Istanbul, Turkey (PRWEB) May 24, 2016
The 8,000 attendees to the first ever World Humanitarian Summit in history are receiving a personalized canvas tote with their conference materials. The story behind the tote highlights a diverse team of people with the goal of restoring dignity and hope to women and children affected by the ongoing war in Syria. Produced by the Istanbul-based NGO Small Projects Istanbul and GrandBazaarJewelers.com, the totes feature individual stories and signatures of the refugee women Small Projects Istanbul assists. The aim of the project is to reach all corners of the world, including influential policy makers.
Winning a UN contract is no easy task, especially for a humble Turkish NGO operating out of a nondescript former textile workshop in one of Istanbul’s seemingly endless neighborhoods of bleak apartment blocks and little green space. Last October, the Armenian Master Jeweler owner of GrandBazaarJewelers.com, Nurhan Gumusmakas, and his wife Maureen were actively looking for a charity organization to support. Born in Istanbul, but raised outside of Detroit, Nurhan returned to Istanbul 6 years ago to build a wholesale Turkish jewelry design and manufacturing business in one of the world's premier jewelry markets, the famed Grand Bazaar. Living in Istanbul, it has become increasingly difficult not to witness increasing numbers of Syrian refugees begging on the streets. Most refugees are not given permission to work legally and educating their children in UN-approved Arabic curriculum is cost-prohibitive.
“It’s terrible to see and the first thing I think of is my family. I know that survivors of the massacres and deportations 101 years ago in my family escaped to Istanbul with very little. I believe many people must have helped them to survive and begin thriving again here. The refugees of 2016 need help too. I’ve watched children here sharing a meal of rice on the ground in the center of the city. They aren’t even asking for money, they are asking for bread,” Nurhan pointed out.
Nurhan is referring to the mass atrocities committed between 1915-1917 by Ottoman authorities on the indigenous Armenian population. He is one of only an estimated 60,000 Armenians who still live in what is today the Republic of Turkey.
“To be here, where I walk past my grandfathers’ former shops, my great-grandfather’s church, and magnificent buildings created by my people - is inspiring. We [Armenians] are the best jewelers, renowned builders, and great artists. Knowing what we have suffered as a family, as a community actually drives me to preserve our legacy in these lands and assist others in need,” he continued.
Nurhan began working on a simple, yet effective design - employing both Armenian Christian and Muslim Turkish artisans to make a product in 925 silver to benefit these new refugees. The letter "N", in Arabic writing, has been used by ISIS to announce where Christians live in the areas they have under control. Nurhan stresses the design is meant to symbolize ALL refugees that have been forced to flee their homes for safety.
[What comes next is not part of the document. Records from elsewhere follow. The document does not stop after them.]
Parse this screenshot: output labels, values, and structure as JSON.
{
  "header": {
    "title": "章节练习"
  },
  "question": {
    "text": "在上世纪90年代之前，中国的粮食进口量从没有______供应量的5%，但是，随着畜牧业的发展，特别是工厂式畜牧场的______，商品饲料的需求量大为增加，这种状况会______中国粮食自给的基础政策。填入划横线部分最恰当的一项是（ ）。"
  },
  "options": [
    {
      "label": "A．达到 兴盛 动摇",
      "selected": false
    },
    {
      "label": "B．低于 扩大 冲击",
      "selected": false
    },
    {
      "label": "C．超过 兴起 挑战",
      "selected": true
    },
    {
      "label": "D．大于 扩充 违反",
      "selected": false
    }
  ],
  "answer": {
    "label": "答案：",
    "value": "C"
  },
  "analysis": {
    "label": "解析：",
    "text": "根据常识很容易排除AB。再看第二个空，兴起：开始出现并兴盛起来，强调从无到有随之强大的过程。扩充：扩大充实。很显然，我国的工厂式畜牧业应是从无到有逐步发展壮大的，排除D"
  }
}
With years of knowledge and experience behind him, Nurhan optimized the design the discs and added symbolism to the piece with a finish which will oxidize differently for each person over time, as if the piece has tears streaming down.
Nurhan and his wife Maureen began to have talks with Small Projects Istanbul. Founded by Karyn Thomas, the mission of Small Projects Istanbul is to provide access to supplemental education that will assist students and families from Syria to succeed in Turkey and beyond, paving the way for better opportunities in the future. In response to the expressed desire of the women that were frequenting their community center and participating in the Turkish and English language classes, the dynamic Co-Director Shannon Kay and Communications Manager Anna Tuson formed a craft co-operative for the women called The Olive Tree Craft Collective. Maureen and the team at Small Projects Istanbul taught the women how to weave the bracelets.
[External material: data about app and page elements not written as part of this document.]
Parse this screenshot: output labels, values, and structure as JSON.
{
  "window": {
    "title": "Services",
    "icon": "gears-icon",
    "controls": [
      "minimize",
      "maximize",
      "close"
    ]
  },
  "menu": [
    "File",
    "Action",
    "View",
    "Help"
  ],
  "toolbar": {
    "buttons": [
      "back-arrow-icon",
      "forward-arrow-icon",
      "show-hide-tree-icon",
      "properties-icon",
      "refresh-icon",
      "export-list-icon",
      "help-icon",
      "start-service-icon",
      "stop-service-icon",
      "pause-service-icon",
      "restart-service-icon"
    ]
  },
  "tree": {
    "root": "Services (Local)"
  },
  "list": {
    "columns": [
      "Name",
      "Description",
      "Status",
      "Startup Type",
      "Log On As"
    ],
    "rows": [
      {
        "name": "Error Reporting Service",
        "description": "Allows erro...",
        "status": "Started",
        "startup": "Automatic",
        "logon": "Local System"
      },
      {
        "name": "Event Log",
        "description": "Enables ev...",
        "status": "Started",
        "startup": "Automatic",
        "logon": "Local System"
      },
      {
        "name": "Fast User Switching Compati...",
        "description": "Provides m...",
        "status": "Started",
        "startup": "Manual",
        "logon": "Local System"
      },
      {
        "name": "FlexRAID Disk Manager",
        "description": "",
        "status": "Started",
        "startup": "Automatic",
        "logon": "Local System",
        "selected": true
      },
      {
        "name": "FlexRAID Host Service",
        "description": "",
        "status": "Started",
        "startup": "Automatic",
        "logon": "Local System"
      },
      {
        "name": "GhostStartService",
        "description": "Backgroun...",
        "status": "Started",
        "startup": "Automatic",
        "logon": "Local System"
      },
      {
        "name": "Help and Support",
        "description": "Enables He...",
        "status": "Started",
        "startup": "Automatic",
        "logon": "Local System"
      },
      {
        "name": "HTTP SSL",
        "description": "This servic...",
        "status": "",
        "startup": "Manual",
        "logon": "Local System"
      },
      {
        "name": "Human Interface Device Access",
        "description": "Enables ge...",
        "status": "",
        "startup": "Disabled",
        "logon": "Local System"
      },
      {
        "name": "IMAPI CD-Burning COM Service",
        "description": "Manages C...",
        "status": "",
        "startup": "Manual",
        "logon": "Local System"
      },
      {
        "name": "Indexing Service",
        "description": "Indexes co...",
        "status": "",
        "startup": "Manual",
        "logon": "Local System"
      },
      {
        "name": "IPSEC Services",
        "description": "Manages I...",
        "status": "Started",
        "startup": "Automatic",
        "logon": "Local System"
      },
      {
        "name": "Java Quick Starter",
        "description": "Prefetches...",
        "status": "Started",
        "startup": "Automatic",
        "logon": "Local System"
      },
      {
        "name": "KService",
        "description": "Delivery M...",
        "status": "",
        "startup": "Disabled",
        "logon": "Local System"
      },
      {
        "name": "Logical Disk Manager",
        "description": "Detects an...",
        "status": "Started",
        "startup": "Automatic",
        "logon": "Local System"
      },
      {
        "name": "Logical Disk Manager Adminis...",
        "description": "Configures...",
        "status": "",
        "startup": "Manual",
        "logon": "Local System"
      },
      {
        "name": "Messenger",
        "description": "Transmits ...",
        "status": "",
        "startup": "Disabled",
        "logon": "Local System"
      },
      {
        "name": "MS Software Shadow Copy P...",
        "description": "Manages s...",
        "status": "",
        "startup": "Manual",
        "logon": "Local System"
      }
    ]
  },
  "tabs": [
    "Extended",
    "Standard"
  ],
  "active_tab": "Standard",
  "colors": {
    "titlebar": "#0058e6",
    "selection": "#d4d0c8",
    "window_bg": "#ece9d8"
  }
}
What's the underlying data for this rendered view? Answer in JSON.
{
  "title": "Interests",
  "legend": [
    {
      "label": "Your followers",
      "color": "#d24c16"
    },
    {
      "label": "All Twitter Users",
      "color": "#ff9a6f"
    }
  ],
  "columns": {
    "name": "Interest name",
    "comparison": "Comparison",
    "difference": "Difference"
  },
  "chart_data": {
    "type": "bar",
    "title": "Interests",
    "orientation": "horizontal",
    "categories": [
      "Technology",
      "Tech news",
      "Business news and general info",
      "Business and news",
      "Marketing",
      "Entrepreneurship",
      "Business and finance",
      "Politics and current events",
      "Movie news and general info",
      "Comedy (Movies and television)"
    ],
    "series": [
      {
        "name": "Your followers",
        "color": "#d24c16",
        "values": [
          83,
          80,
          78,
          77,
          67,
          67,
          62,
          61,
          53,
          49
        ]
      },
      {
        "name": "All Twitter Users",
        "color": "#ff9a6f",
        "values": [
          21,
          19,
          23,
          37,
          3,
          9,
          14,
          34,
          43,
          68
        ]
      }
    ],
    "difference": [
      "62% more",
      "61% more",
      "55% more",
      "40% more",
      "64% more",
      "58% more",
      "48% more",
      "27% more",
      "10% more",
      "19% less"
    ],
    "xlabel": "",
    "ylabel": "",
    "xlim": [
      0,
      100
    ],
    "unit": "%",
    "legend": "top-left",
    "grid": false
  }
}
In addition to these silver bracelets, the women began producing rings, earrings, canvas bags, and hats and scarves, many times with the assistance of Nurhan and his staff. Products made by the refugee women are sold through GrandBazaarJewelers.com and select retailers in the US, Australia, and Turkey. Most importantly, the refugee women began to regain a sense of normalcy back into their lives and form a tight community. The team at Small Projects Istanbul and Nurhan and his staff ambitiously decided to bid for a UN contract to produce 8,000 tote bags with only 3 weeks notice. The result? A beautiful bag with 8 touching stories of women in the craft collective and a tag personally signed by the some 70+ others that make up this small, but robust group.
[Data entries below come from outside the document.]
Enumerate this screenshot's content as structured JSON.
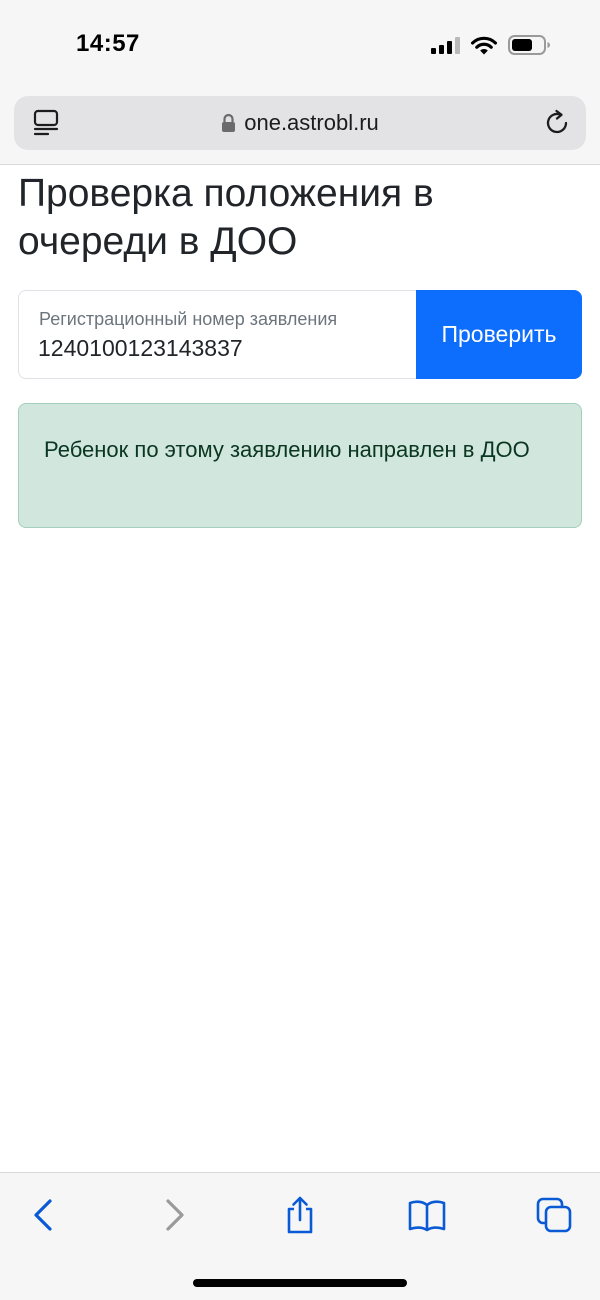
{
  "status_bar": {
    "time": "14:57",
    "icons": [
      "cellular-signal-icon",
      "wifi-icon",
      "battery-icon"
    ]
  },
  "browser": {
    "url": "one.astrobl.ru",
    "icons": [
      "reader-icon",
      "lock-icon",
      "reload-icon"
    ]
  },
  "page": {
    "title": "Проверка положения в очереди в ДОО",
    "form": {
      "label": "Регистрационный номер заявления",
      "value": "1240100123143837",
      "button_label": "Проверить"
    },
    "alert": {
      "text": "Ребенок по этому заявлению направлен в ДОО"
    }
  },
  "toolbar": {
    "icons": [
      "back-icon",
      "forward-icon",
      "share-icon",
      "bookmarks-icon",
      "tabs-icon"
    ]
  },
  "colors": {
    "primary": "#0d6efd",
    "alert_bg": "#d1e7dd",
    "alert_border": "#a3cfbb",
    "alert_text": "#0a3622",
    "toolbar_accent": "#0a5ad6",
    "toolbar_disabled": "#9a9a9a"
  }
}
The proceeds from the World Humanitarian Summit tote bag project will provide 80 children with schooling for a year and will cover a month’s rent costs for the women of The Olive Tree Craft Collective at Small Projects Istanbul.